• [WHAT TO PRODUCE]: In the records below, some lines contain "JSON"; state the number of such lines and nothing else.

Segment Start: RECORDS FOR PROCESSING

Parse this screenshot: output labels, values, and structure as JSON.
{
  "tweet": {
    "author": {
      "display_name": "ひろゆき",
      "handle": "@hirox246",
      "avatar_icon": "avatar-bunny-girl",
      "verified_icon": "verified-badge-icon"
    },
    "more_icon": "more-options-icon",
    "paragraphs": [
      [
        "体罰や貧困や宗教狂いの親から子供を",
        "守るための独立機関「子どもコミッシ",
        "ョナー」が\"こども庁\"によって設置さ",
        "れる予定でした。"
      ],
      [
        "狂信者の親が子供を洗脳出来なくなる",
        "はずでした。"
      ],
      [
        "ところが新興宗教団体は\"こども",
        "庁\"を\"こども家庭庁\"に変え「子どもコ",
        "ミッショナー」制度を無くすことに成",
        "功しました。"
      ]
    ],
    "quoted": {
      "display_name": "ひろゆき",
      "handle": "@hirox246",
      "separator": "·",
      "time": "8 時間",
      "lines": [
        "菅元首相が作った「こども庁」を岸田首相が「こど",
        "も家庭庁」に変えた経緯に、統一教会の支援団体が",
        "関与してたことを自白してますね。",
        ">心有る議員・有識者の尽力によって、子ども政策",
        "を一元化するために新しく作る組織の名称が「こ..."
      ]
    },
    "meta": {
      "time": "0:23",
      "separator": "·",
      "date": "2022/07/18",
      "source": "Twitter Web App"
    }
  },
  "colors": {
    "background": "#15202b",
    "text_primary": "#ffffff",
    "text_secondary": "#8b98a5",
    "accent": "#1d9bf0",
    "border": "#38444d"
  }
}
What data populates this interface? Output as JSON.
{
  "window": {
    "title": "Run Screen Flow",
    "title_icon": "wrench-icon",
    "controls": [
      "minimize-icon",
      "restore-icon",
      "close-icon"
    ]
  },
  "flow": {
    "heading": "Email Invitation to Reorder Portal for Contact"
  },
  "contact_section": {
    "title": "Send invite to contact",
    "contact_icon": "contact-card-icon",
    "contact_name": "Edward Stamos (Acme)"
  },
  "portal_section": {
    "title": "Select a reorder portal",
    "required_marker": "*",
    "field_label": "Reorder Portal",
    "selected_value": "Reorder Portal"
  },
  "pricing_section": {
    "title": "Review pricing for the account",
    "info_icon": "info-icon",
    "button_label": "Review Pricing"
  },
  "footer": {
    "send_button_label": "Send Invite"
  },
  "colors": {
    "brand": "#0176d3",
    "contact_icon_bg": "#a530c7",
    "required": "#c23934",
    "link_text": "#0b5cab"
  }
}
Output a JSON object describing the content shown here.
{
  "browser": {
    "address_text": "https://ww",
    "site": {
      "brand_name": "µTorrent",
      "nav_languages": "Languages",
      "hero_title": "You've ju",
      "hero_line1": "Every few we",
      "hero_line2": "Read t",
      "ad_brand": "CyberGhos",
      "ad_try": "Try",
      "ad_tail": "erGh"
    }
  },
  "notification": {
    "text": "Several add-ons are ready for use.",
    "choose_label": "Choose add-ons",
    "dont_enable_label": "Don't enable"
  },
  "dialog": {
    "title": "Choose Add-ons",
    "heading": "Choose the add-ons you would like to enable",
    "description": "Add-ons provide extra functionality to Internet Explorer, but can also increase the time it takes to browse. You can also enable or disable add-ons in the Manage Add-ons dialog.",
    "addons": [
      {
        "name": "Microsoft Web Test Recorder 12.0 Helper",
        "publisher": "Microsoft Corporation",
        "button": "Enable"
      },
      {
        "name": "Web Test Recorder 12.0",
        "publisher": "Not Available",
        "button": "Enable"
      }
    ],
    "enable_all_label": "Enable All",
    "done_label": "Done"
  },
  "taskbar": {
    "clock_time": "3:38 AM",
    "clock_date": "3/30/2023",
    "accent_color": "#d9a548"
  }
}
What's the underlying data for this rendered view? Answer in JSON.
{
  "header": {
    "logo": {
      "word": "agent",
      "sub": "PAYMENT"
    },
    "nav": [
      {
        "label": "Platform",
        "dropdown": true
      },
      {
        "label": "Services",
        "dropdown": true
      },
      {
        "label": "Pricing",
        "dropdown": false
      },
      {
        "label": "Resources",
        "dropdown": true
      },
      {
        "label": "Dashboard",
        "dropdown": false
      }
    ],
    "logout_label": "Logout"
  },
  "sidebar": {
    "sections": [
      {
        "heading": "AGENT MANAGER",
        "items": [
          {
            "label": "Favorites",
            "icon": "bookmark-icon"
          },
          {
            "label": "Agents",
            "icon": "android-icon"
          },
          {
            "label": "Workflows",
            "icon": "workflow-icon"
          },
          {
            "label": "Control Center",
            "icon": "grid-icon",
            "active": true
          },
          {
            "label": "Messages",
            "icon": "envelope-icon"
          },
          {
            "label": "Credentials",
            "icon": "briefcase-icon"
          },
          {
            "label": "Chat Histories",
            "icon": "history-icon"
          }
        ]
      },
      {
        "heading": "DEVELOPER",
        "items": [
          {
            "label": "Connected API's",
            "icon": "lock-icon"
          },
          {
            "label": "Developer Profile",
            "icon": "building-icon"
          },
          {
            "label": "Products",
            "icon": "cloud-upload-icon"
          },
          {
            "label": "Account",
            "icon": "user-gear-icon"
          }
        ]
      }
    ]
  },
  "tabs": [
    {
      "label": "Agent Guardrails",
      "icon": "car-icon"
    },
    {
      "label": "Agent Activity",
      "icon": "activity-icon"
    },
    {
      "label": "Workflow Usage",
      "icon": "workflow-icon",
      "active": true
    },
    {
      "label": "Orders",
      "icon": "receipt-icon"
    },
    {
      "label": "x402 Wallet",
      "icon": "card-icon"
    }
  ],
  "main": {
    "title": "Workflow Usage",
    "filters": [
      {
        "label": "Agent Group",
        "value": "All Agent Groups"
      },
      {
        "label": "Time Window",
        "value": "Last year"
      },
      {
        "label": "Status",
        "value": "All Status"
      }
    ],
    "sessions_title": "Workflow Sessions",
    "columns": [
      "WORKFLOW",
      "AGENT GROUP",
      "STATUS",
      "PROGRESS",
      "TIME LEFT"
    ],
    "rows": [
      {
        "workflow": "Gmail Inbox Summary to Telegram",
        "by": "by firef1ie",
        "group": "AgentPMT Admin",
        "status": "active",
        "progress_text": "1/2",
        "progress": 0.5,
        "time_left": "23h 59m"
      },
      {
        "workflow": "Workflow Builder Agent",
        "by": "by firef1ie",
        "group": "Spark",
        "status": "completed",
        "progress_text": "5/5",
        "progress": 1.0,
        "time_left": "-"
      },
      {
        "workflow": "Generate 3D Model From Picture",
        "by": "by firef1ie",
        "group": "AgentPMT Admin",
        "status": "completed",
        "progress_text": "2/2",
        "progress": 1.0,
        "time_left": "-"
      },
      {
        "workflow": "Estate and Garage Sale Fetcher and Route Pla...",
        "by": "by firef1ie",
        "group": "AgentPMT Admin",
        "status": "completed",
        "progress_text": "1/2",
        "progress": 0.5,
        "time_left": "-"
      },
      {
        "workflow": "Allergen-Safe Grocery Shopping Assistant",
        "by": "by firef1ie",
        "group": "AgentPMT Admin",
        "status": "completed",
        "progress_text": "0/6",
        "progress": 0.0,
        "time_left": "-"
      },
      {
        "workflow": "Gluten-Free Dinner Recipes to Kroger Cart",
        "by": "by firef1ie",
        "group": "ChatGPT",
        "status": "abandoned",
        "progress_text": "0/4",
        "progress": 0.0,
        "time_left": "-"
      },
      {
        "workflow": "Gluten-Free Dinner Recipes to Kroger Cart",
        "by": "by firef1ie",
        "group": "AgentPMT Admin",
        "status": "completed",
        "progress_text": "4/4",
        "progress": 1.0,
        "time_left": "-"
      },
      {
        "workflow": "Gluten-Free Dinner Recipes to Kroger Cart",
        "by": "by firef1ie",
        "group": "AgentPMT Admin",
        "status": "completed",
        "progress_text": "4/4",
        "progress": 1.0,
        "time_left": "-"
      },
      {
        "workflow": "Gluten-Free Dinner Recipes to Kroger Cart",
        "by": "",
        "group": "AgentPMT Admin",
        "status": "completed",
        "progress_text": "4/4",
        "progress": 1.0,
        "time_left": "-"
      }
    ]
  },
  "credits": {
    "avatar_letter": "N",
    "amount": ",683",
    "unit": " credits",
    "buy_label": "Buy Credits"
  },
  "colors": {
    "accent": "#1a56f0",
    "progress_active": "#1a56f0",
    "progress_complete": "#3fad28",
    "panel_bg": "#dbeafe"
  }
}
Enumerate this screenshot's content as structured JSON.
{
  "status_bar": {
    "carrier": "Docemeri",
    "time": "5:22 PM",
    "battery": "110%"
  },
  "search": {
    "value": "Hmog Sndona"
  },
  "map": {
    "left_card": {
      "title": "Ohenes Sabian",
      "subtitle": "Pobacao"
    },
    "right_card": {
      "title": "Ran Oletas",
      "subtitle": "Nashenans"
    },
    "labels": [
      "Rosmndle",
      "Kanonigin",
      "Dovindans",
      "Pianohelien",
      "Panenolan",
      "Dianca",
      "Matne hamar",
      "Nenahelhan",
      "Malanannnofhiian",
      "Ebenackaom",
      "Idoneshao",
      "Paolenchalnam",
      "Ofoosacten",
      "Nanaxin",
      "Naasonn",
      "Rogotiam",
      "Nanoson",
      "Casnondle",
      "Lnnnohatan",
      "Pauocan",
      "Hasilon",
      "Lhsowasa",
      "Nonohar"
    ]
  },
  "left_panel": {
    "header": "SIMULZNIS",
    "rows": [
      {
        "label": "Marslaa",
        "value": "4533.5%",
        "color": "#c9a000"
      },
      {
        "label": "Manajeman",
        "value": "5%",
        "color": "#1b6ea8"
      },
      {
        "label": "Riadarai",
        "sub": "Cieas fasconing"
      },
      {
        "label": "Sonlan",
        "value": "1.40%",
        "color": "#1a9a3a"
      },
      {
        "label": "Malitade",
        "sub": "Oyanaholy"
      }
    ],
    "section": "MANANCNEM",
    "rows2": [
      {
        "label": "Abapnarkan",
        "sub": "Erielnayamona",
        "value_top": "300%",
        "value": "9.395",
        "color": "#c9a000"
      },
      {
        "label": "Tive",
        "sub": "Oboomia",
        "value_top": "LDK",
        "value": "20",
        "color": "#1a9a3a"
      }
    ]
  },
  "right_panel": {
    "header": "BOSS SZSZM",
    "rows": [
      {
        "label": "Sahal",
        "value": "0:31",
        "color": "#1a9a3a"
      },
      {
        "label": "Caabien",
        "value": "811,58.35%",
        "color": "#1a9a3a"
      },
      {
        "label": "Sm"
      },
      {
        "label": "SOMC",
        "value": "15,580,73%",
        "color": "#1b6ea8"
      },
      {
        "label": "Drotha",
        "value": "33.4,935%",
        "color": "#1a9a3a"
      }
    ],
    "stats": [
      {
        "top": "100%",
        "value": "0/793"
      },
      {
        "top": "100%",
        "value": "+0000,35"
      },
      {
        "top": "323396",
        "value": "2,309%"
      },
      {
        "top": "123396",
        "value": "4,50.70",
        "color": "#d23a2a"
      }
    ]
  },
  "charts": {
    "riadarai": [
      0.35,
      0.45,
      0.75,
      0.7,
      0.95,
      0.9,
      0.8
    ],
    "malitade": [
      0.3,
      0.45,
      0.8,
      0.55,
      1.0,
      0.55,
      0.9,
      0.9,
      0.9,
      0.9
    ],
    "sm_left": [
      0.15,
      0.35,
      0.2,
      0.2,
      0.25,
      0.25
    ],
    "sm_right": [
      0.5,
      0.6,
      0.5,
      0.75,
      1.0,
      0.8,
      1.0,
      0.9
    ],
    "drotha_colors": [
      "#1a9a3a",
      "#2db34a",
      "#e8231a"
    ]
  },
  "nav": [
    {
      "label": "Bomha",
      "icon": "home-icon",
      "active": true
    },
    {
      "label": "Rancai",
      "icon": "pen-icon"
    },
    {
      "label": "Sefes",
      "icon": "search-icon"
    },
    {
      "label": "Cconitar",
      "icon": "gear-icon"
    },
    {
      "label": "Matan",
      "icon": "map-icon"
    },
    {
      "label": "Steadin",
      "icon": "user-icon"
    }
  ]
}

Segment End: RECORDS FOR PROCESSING

• [SOLUTION BELOW]: 5